Sierra McClain as Grace, Jim Parrack as Judd in 9-1-1 Lone Star


Let me just say I’m so happy that we didn’t see Judd try to hide any of this from Grace because that can happen on TV shows. And it was obvious that he was going to tell her.

That’s right. Tim Minear told me something when he was telling me about the episode. He said, “Look, this isn’t a scandal. This is a real family problem. I’m very, very protective of Judd and Grace.” I said, “Well, good, man. I’m glad.” I’m glad you get to see two people handle things in a healthy way, ’cause out here on earth, that’s not always an easy thing to do. And as you said, on TV, you rarely get to see it because there’s not a lot of drama typically in people going about their lives in healthy, productive ways. So usually you see a meltdown and then everybody has to rebuild. But I thought this is a fresh take on a healthy couple doing the right thing in the face of a real challenge.
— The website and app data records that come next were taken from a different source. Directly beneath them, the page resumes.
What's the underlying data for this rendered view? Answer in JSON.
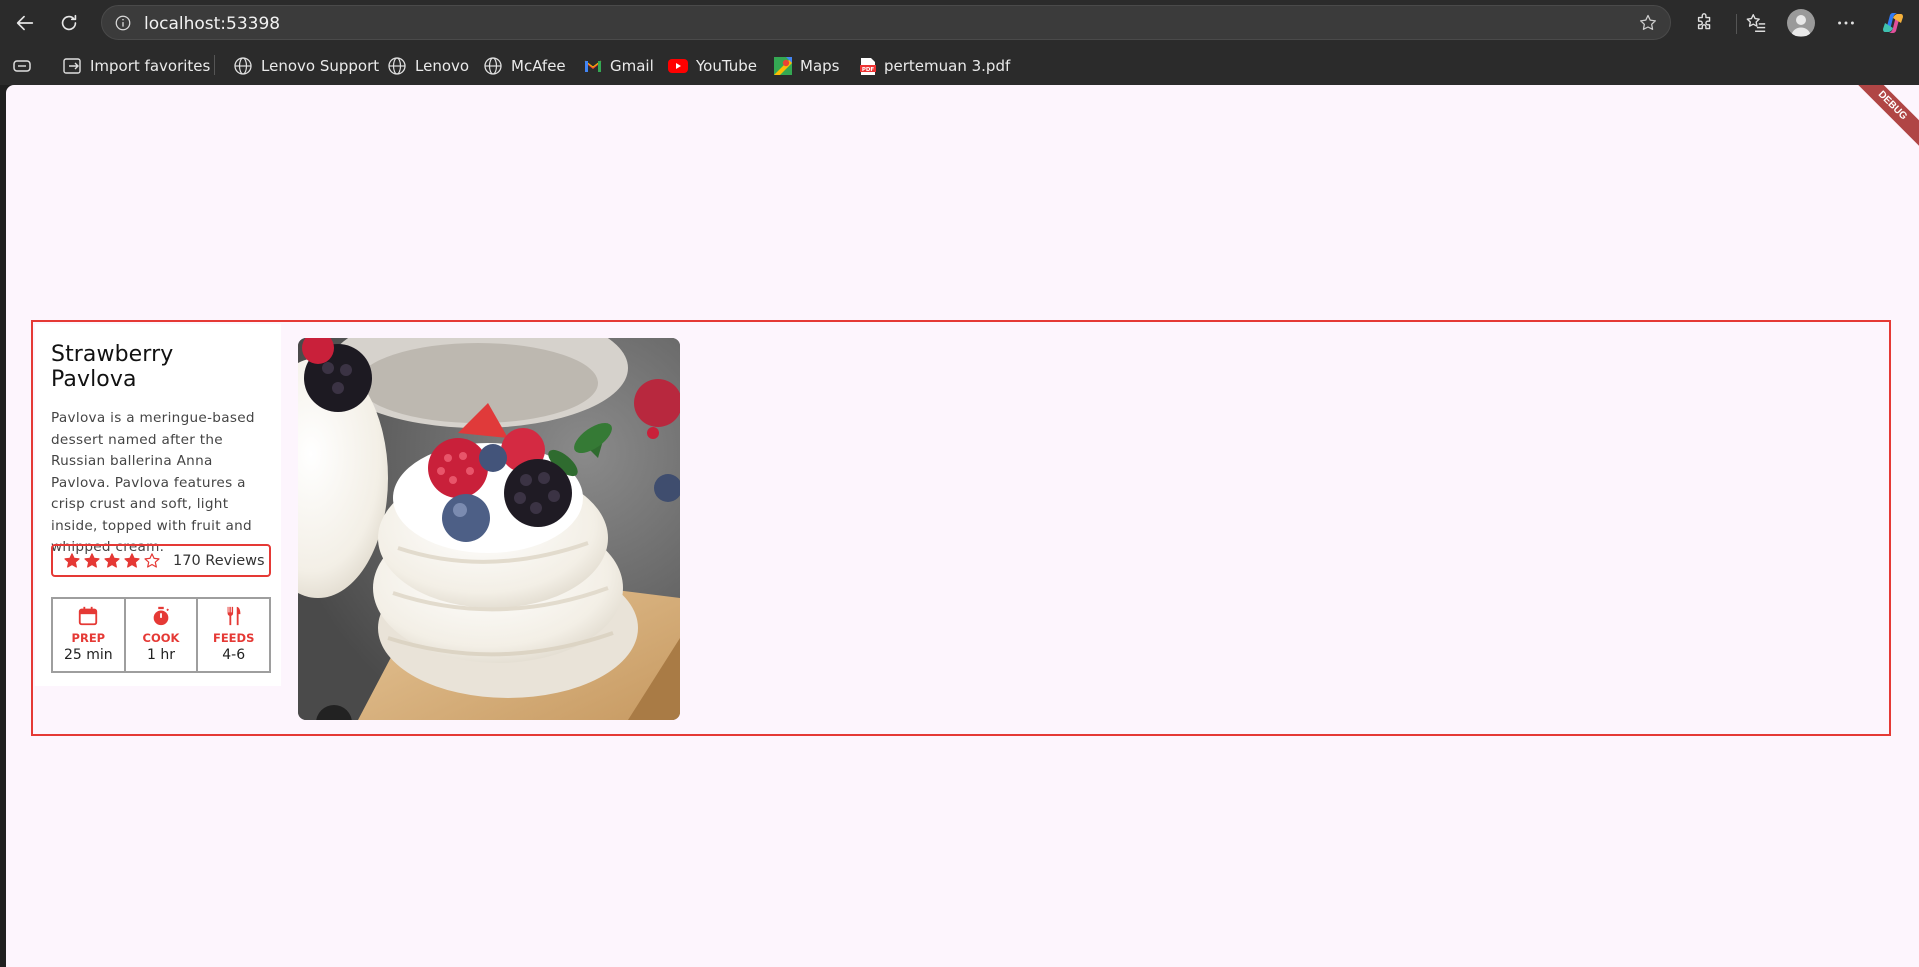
{
  "browser": {
    "url": "localhost:53398",
    "bookmarks": [
      {
        "label": "Import favorites",
        "icon": "import-icon"
      },
      {
        "label": "Lenovo Support",
        "icon": "globe-icon"
      },
      {
        "label": "Lenovo",
        "icon": "globe-icon"
      },
      {
        "label": "McAfee",
        "icon": "globe-icon"
      },
      {
        "label": "Gmail",
        "icon": "gmail-icon"
      },
      {
        "label": "YouTube",
        "icon": "youtube-icon"
      },
      {
        "label": "Maps",
        "icon": "maps-icon"
      },
      {
        "label": "pertemuan 3.pdf",
        "icon": "pdf-icon"
      }
    ]
  },
  "app": {
    "debug_banner": "DEBUG",
    "accent_color": "#e53935",
    "background_color": "#fdf5fd"
  },
  "recipe": {
    "title": "Strawberry Pavlova",
    "description": "Pavlova is a meringue-based dessert named after the Russian ballerina Anna Pavlova. Pavlova features a crisp crust and soft, light inside, topped with fruit and whipped cream.",
    "rating": 4,
    "rating_max": 5,
    "reviews": "170 Reviews",
    "stats": [
      {
        "icon": "calendar-icon",
        "label": "PREP",
        "value": "25 min"
      },
      {
        "icon": "timer-icon",
        "label": "COOK",
        "value": "1 hr"
      },
      {
        "icon": "restaurant-icon",
        "label": "FEEDS",
        "value": "4-6"
      }
    ]
  }
}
How much are we going to see Wyatt? How much is Judd going to see him? Is that very much up in the air?

At this point, I think so.
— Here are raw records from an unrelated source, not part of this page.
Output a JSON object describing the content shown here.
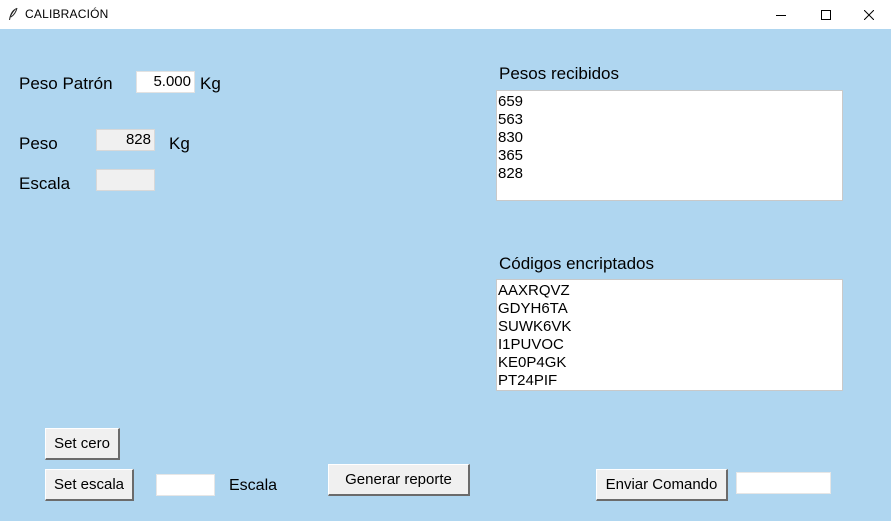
{
  "window": {
    "title": "CALIBRACIÓN",
    "icon": "feather-icon",
    "controls": [
      "minimize-icon",
      "maximize-icon",
      "close-icon"
    ]
  },
  "theme": {
    "background": "#afd6f0"
  },
  "form": {
    "peso_patron": {
      "label": "Peso Patrón",
      "value": "5.000",
      "unit": "Kg"
    },
    "peso": {
      "label": "Peso",
      "value": "828",
      "unit": "Kg"
    },
    "escala": {
      "label": "Escala",
      "value": ""
    }
  },
  "pesos_recibidos": {
    "label": "Pesos recibidos",
    "items": [
      "659",
      "563",
      "830",
      "365",
      "828"
    ]
  },
  "codigos_encriptados": {
    "label": "Códigos encriptados",
    "items": [
      "AAXRQVZ",
      "GDYH6TA",
      "SUWK6VK",
      "I1PUVOC",
      "KE0P4GK",
      "PT24PIF"
    ]
  },
  "controls": {
    "set_cero": "Set cero",
    "set_escala": "Set escala",
    "escala_input_value": "",
    "escala_label": "Escala",
    "generar_reporte": "Generar reporte",
    "enviar_comando": "Enviar Comando",
    "comando_input_value": ""
  }
}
How is Judd feeling about Billy [Billy Burke] after everything? They do have a long history and he did help Grace while she was in labor…

It’s tough. One of the things I think Judd is learning from Grace is that you can forgive people, but you still probably need to make an adjustment and not forget. Just being married to that woman, Judd would be the kind of guy who would say, “OK, I don’t want to walk around with this resentment towards somebody I used to love. I want to lay that down. On the other hand, this dude can’t come around my 126 family, and this dude can’t come around my real family. This isn’t somebody that can have the keys to those things anymore.”

What else is coming up?

Just as a show and as a group of people, I think we’re getting better together. I think we’re getting stronger in our parts. It’s not just the cast. The crew’s really finding a rhythm and there’s no way that we’re not going to just be improving these stories as we tell them because we’re kind of hitting our stride. The first two seasons are great, but I think we’re really starting to understand what’s underneath this story and what’s underneath this story is the people telling the stories have to make them personal, and so the cast is up for that. The writing room is up for that. We’re trying to tell personal stories in an entertaining way that connect to people. I think we’re probably poised to do that better than we ever have been before.

9-1-1: Lone Star, Mondays, 8/7c, Fox